Man, 2014. Kelly Johnson would finish up his run through the AL East teams like a guy plowing through his end of day paperwork on the Friday before a two-week vacation. In his quest to collect all five AL East caps, KJ continued to roll-on as a replacement level piece who can fill multiple roles off the bench. He would start the year in New York, travel up to Boston for a couple of weeks over the summer, and end the year with the playoff-bound Orioles. It was one of the wildest rides you will ever see a player take over the course of 162 games.
And then it happened.
After years of begging and pleading at the trade deadline. Months upon months of rosterbation every off-season, trying to come up with someway for the Braves to bring in a left-handed bat with his better years behind him. Babies stopped crying. Dogs stopped barking. For one glorious moment, everything was right with the world.
All it took was a complete rebuild in Atlanta and a team stock-piling throwaway pieces to bring Kage back on a Minor League deal.
If you’ve missed it, there has been a strong divide on the mean Twitter streets when it comes to Kelly Johnson in 2015. While many were ecstatic to have one of their favorite Braves of the past decade back with the squad, there are those of us who have gone above and beyond to troll that same corner of the fan-base. It’s made for a lot of lively discourse and jokes back and forth. In a season where we didn’t know when, how, or if anything fun would happen, it’s provided a nice distraction for what is sure to be a trying season for a lot of us.

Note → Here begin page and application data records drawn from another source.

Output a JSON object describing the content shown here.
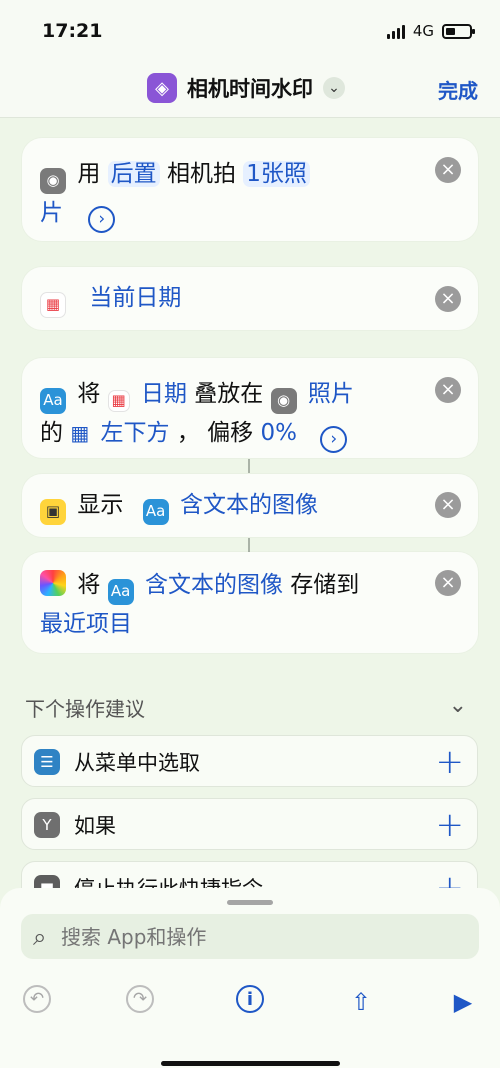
{
  "status": {
    "time": "17:21",
    "network": "4G"
  },
  "header": {
    "title": "相机时间水印",
    "done": "完成"
  },
  "actions": [
    {
      "line1a": "用",
      "token1": "后置",
      "line1b": "相机拍",
      "token2": "1张照",
      "line2a": "片"
    },
    {
      "label": "当前日期"
    },
    {
      "prefix": "将",
      "token1": "日期",
      "middle": "叠放在",
      "token2": "照片",
      "line2prefix": "的",
      "token3": "左下方",
      "comma": "，",
      "offset_label": "偏移",
      "token4": "0%"
    },
    {
      "prefix": "显示",
      "token": "含文本的图像"
    },
    {
      "prefix": "将",
      "token": "含文本的图像",
      "middle": "存储到",
      "token2": "最近项目"
    }
  ],
  "suggestions": {
    "title": "下个操作建议",
    "items": [
      {
        "label": "从菜单中选取"
      },
      {
        "label": "如果"
      },
      {
        "label": "停止执行此快捷指令"
      }
    ]
  },
  "search": {
    "placeholder": "搜索 App和操作"
  },
  "icons": {
    "accent": "#1f57c6",
    "shortcut_color": "#8a55d6"
  }
}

But I’ll come clean: he doesn’t bother me. I’ve been leading the pack in terms of crapping all over the guy at every opportunity, but he’s the perfect guy for a team like this. He’s a perfectly suitable bat off the bench, makes a good platoon fit at a number of positions, and has the ability to provide some actual value to a team that just needs to stay afloat for the 2015 season. I don’t think anyone out there who sings his praises expects him to come out and be anything more than a half-win player, but it’s that back-and-forth between them and those of us who call him the worst player in baseball that keeps it interesting.
We’ll mock him. We’ll praise him. No matter where you sit on the Kelly Johnson fence, he’s at least going to make it fun to have him around — even if it’s for our own entertainment.
All that said — Kelly Johnson is garbage.
*ON SCREEN CREDITS ROLL, A PICTURE OF KELLY JOHNSON FADES INTO VIEW*
“Kelly Johnson would end the day hitting .263/.333/.526, with a near 10% walk rate and a .263 ISO. He is the proud of owner of a .366 wOBA and 136 wRC+ despite a .233 BABIP”
*Sarah McLachlan’s “In the Arms of an Angel” plays as the screen fades to black*
/End Editor’s Note)